As many as 20 to 30 former Guantanamo Bay detainees -- some of whom were released within the last three years -- are suspected by intelligence and Defense officials of having joined forces with the Islamic State and other militant groups inside Syria, Fox News has learned.
The development has cemented fears that the U.S. military would once again encounter militants taken off the battlefield.
The intelligence offers a mixed picture, and officials say the figures are not exact. But they are certain at least some of the released detainees are fighting with the Islamic State, or ISIS, on the ground inside Syria. Others are believed to be supporting Al Qaeda or the affiliated al-Nusra Front in Syria.
A number of former detainees also have chosen to help these groups from outside the country, financing operations and supporting their propaganda campaigns.
Sources who spoke to Fox News were not able to provide the identities of the fighters.
Senior Defense and intelligence officials say the vast majority of detainees released from Guantanamo don't return to the fight -- and of those who do, relatively few have made it to Syria.
Of the 620 detainees released from Guantanamo Bay, 180 have returned or are suspected to have returned to the battlefield.
Of those 180, sources say 20 to 30 have either joined ISIS or other militants groups in Syria, or are participating with these groups from outside countries. Officials say most of those 20 to 30 are operating inside Syria.
Top military officials on Thursday acknowledged such recidivism but insisted most do not return to the battlefield.
"We know that some of the detainees that have come out of Guantanamo have gone back to the fight, the battlefield. We're aware of that and we think that overall the policy of getting to close Guantanamo is clearly in the interest of the United States, as the president has articulated," Defense Secretary Chuck Hagel said.
Gen. Martin Dempsey, chairman of the Joint Chiefs of Staff, said: "We believe that the recidivism is a relatively small fraction of those detainees which have been placed into conditions where the risk of recidivism is mitigated. But even one would not make someone wearing the uniform very content."
The development underscores just one of many long-running complications for efforts to shutter Guantanamo Bay, a promise President Obama made within hours of taking the oath of office in 2009.
Nearly six years later, that effort has run aground, complicated by problems with relocating prisoners, by concerns about fighters returning to the battlefield and by Congress' resistance to allowing any to be detained on the U.S. mainland.

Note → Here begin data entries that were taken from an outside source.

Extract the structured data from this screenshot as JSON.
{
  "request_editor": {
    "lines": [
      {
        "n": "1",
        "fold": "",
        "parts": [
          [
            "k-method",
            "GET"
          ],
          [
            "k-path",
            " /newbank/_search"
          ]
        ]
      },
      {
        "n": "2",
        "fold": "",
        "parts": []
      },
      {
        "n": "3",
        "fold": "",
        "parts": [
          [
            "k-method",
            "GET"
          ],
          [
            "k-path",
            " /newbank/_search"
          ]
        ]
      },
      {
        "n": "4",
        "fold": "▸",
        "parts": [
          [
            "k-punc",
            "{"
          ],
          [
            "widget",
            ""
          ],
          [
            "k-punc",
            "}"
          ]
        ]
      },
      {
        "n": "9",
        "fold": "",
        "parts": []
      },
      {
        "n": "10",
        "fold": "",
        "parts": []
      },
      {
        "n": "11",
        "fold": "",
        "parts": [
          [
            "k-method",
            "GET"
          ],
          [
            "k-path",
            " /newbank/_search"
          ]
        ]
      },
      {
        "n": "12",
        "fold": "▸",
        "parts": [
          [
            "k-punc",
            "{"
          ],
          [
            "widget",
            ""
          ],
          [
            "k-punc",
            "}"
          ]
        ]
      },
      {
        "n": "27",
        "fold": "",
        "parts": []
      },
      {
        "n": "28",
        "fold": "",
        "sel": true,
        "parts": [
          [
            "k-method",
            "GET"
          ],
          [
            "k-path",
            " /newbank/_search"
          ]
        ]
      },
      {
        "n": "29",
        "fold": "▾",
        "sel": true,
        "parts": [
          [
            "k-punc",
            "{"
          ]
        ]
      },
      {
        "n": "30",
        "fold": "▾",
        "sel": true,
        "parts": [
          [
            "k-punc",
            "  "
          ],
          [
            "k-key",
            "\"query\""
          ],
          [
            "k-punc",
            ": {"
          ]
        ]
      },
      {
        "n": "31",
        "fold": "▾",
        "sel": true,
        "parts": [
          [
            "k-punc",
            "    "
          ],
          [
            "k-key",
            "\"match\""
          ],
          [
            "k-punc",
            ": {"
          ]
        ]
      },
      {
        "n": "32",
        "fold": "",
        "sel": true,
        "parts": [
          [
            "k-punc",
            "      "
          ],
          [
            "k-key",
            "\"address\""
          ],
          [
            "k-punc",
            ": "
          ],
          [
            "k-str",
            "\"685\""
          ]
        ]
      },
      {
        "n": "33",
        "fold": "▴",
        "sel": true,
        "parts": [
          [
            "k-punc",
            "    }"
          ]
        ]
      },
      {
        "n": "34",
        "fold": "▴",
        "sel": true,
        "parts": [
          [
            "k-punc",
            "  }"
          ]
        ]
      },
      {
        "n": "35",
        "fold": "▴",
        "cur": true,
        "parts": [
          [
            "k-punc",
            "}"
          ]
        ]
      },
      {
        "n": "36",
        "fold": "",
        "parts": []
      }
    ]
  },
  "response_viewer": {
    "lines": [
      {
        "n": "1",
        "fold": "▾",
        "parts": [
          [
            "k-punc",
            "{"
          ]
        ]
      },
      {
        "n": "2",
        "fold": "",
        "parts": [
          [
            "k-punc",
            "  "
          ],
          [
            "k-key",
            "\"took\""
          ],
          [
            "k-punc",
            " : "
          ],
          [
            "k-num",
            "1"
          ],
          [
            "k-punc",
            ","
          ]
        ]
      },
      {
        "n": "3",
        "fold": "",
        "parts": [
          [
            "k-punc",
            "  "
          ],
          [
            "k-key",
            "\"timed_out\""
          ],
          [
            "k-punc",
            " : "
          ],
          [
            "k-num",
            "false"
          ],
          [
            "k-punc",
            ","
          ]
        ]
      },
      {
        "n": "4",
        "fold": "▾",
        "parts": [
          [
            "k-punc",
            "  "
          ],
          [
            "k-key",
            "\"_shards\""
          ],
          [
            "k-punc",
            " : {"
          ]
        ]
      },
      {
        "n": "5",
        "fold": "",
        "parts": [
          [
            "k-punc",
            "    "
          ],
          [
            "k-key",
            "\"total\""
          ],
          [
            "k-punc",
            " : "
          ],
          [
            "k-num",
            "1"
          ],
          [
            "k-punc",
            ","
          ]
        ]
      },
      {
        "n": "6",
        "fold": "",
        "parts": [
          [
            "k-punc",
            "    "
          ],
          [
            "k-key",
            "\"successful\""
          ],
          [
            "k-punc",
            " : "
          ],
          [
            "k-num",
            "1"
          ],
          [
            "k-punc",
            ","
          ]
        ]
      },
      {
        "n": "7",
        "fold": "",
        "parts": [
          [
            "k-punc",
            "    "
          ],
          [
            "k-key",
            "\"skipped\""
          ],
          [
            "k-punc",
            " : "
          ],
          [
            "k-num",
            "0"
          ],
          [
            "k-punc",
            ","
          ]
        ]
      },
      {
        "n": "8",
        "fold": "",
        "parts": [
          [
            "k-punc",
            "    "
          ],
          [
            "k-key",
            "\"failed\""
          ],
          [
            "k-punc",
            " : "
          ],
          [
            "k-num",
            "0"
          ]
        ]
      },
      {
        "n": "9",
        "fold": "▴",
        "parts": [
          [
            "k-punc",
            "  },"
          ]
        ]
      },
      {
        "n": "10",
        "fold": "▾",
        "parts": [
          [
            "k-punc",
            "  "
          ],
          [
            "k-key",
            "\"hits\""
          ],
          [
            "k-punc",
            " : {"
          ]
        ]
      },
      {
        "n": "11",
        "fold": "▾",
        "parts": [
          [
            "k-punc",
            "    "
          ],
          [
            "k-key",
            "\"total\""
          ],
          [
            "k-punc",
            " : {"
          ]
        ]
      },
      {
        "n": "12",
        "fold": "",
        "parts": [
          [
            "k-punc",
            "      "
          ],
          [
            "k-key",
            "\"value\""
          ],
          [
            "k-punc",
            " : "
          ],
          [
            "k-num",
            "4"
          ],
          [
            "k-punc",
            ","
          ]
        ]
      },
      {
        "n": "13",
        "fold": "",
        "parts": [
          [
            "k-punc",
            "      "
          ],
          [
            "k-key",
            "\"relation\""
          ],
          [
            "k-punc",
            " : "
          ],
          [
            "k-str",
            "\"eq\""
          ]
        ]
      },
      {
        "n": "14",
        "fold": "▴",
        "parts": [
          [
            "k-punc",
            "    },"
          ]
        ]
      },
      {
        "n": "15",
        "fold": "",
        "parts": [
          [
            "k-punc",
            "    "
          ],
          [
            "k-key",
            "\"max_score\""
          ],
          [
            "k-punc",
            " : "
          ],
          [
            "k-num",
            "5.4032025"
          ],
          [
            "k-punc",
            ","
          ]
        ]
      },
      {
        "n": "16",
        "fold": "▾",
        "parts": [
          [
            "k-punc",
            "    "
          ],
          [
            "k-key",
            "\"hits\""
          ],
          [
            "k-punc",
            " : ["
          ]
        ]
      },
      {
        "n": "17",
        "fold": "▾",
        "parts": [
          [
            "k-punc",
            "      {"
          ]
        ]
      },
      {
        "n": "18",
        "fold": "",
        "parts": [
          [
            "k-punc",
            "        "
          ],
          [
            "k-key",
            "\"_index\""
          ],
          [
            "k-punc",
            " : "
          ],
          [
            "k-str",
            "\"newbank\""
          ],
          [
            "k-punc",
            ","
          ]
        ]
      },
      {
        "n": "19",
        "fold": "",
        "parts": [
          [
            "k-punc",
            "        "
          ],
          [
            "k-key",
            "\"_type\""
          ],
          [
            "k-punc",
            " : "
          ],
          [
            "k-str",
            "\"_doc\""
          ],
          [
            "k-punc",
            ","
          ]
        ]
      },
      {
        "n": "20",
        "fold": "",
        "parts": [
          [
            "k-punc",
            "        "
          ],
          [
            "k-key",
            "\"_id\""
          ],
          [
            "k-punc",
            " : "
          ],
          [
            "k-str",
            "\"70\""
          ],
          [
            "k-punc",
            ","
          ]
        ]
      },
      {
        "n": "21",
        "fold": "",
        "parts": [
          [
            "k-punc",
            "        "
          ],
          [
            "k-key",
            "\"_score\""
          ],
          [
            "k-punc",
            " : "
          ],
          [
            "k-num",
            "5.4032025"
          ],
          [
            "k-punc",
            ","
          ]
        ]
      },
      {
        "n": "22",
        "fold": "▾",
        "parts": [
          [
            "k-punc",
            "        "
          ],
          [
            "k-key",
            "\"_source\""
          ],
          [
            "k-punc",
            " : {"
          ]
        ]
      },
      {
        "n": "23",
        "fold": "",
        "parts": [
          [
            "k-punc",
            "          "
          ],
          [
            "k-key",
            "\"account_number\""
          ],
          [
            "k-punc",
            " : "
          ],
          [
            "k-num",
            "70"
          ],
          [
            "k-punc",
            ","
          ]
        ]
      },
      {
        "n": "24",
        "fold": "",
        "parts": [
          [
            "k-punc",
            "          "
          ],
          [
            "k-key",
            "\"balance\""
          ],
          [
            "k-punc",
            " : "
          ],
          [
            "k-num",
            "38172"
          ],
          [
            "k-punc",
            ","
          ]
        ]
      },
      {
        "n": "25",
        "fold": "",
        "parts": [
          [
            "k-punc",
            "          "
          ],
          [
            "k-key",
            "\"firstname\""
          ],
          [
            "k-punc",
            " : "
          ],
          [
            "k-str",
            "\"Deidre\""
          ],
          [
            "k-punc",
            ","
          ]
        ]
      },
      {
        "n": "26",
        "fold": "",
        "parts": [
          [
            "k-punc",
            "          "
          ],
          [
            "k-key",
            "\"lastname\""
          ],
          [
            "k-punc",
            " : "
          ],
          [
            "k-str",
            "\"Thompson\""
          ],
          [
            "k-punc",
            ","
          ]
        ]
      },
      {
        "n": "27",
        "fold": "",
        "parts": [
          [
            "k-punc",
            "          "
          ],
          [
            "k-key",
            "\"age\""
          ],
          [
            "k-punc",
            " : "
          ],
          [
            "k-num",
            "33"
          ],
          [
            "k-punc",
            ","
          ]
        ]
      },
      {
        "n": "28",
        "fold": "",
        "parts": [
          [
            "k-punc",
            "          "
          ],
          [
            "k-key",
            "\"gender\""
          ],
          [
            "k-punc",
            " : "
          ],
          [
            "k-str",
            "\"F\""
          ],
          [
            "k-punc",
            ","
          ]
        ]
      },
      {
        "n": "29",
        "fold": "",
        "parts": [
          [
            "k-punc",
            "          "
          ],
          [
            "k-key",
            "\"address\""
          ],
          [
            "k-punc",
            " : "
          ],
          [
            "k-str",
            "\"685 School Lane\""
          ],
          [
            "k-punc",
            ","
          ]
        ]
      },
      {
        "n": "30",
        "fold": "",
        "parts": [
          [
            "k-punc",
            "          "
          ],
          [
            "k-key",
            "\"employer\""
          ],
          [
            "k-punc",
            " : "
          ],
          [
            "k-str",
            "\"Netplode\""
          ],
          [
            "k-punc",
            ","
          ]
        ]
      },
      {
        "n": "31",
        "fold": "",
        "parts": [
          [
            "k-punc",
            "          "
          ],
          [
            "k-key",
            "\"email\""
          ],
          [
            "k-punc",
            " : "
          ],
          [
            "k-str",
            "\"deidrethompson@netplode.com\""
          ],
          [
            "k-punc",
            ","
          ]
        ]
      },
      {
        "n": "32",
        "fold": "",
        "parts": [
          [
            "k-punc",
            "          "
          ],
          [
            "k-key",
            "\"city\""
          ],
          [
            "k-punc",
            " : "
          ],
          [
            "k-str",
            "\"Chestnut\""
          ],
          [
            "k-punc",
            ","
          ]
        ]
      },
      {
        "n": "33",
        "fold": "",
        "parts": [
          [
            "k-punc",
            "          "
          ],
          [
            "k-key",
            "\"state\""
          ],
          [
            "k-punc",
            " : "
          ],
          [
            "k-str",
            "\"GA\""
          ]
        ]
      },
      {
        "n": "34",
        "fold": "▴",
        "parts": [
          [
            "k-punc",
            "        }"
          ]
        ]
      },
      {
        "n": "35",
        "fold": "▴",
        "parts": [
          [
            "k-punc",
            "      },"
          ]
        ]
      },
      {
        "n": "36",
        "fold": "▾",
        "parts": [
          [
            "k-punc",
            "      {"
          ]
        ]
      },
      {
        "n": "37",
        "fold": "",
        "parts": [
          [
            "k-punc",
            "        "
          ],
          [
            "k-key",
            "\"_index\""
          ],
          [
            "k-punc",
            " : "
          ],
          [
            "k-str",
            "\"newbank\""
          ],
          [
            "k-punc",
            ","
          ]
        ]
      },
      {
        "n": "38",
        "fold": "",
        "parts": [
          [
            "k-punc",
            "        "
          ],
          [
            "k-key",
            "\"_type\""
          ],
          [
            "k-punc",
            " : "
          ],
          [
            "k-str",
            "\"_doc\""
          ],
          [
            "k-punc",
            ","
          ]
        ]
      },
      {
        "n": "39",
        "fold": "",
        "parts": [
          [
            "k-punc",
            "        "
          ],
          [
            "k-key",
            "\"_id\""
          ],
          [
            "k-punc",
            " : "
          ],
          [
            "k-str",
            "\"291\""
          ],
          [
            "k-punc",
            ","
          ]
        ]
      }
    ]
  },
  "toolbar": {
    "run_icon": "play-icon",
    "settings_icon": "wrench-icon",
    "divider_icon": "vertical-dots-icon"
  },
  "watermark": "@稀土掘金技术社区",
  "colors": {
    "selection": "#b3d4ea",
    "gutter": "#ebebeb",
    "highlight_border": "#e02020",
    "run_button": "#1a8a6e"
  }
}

Asked if he's concerned about more Guantanamo prisoners being released, former U.S. ambassador to Iraq James Jeffrey told Fox News this has been a concern for a while.
"The majority have remained there, but there was always, if you will, a certain seepage," he said. "These people are ideologically and essentially religiously committed to their evil cause, and it is very hard to sort out who are going to stay at home and who are going to return to the battlefield."
A majority of the jihadists released to their home countries tend to stay and fight locally. Afghans who return to the battlefield, for instance, tend to stay in Afghanistan.
But these officials said the former detainees who have joined ISIS in Syria have migrated from the European and African countries which agreed to receive them from the United States.
Egypt and Tunisia, as well as six European countries, are among them.
According to a source, there are 149 detainees still at Guantanamo Bay, almost 90 of them from Yemen. Eighty detainees currently are eligible for transfer.